Instead of a nice streamlined process to find what I’m looking for, most of the time it’s an exercise in how patient I can be with the absolutely shitty search function that insists on giving you a list of letters that you have to scroll through instead of (God forbid) a regular keyboard or even a simple T9 keypad that has been around for almost 20 years. Especially with the release of the Xbox Smartglass app a few months ago and the increase of control options now and upcoming, there shouldn’t be a reason that it takes me longer than 10 seconds to search for something, find it, and start enjoying it. Get your shit together consoles. I understand that your primary use is for playing games, but if you’re going to bother making the system capable of doing all these multimedia functions, maybe make them not crappy…
As a recent addition to the #PCMasterRace, I’m a bit at odds as to what I want out of new consoles. If I’m being honest, I want both Microsoft and Sony to bring the thunder when it comes to exclusives. Hopefully the new IPs will start rolling out soon — another Gears of War or inFamous isn’t exactly going to force me to invest. Unless there are some insane new features that haven’t been seen or heard of yet, I’ll happily play my multiplatform games on PC and defer to consoles for the exclusives. Both parties are equally guilty in my mind this generation when it came to delivering games that were worth buying each system. Don’t make the same mistake twice. I love having a light wallet.

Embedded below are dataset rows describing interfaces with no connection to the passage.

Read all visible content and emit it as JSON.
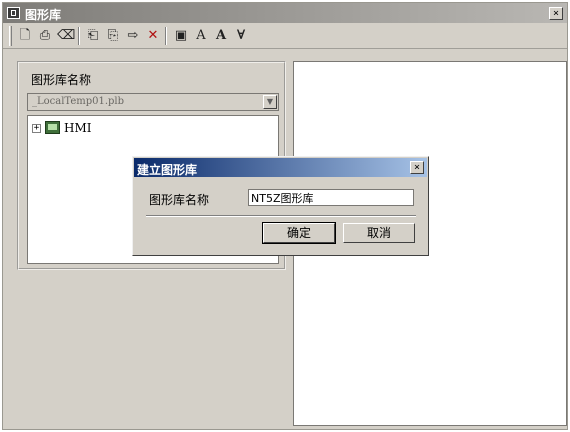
{
  "window": {
    "title": "图形库",
    "close_glyph": "×"
  },
  "toolbar": {
    "buttons": [
      {
        "name": "new-library-icon",
        "glyph": "🗋"
      },
      {
        "name": "open-library-icon",
        "glyph": "⎙"
      },
      {
        "name": "delete-library-icon",
        "glyph": "⌫"
      },
      {
        "name": "import-icon",
        "glyph": "⎗"
      },
      {
        "name": "export-icon",
        "glyph": "⎘"
      },
      {
        "name": "move-right-icon",
        "glyph": "⇨"
      },
      {
        "name": "delete-icon",
        "glyph": "✕"
      },
      {
        "name": "image-icon",
        "glyph": "▣"
      },
      {
        "name": "font-a-icon",
        "glyph": "A"
      },
      {
        "name": "font-a-bold-icon",
        "glyph": "A"
      },
      {
        "name": "font-v-icon",
        "glyph": "∀"
      }
    ]
  },
  "library_panel": {
    "label": "图形库名称",
    "selected_library": "_LocalTemp01.plb",
    "tree": {
      "expander": "⊞",
      "root_label": "HMI"
    }
  },
  "dialog": {
    "title": "建立图形库",
    "close_glyph": "×",
    "name_label": "图形库名称",
    "name_value": "NT5Z图形库",
    "ok_label": "确定",
    "cancel_label": "取消"
  },
  "colors": {
    "window_bg": "#d4d0c8",
    "dialog_title_start": "#0a2a6a",
    "dialog_title_end": "#a6c2e6"
  }
}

Backwards compatibility is a thing that is amazing. It literally means I can take my old console that is a bit worse for wear and throw it in a closet to collect dust while my new shiny console plays Assassin’s Creed 2: Electric Boogaloo. I know it’s only a pipe dream, because major console manufacturers would rather try to sell you an old game online than give you a console that could play one. Still, though, wouldn’t it just be nice to open up your brand new PS4, plop in your Blu-Ray disc and be amazed that you didn’t have to wait off until the next God of War game comes out? That you had one to play at launch? That would be much better than Ridge Racer.
I grew up in a small city where playing games with other people meant either them riding the bus to your house after school or vice versa. Now with social media being fully integrated in the PlayStation 4, I would like them to make it more than just seeing what your friends are up to. I want the ability to drop in and out of any game without disrupting their progress. I like the idea of streaming your gameplay very much, but as far as I can tell, the ideal hasn’t been fully realized yet. The notion of playing anytime with your friends seems like a logical request for ‘the next generation of gaming’ because not everyone has the time or patience to play for hours to get through a quest or mission, so it would be nice for it to be made easier for those people while still keeping the progress of the game from being halted whenever someone stops playing or joins in on the fly.
The next wave of home consoles is quickly approaching. Tell us what you want to see with your PlayStation 4 or Xbox 720-90 degrees-fusion!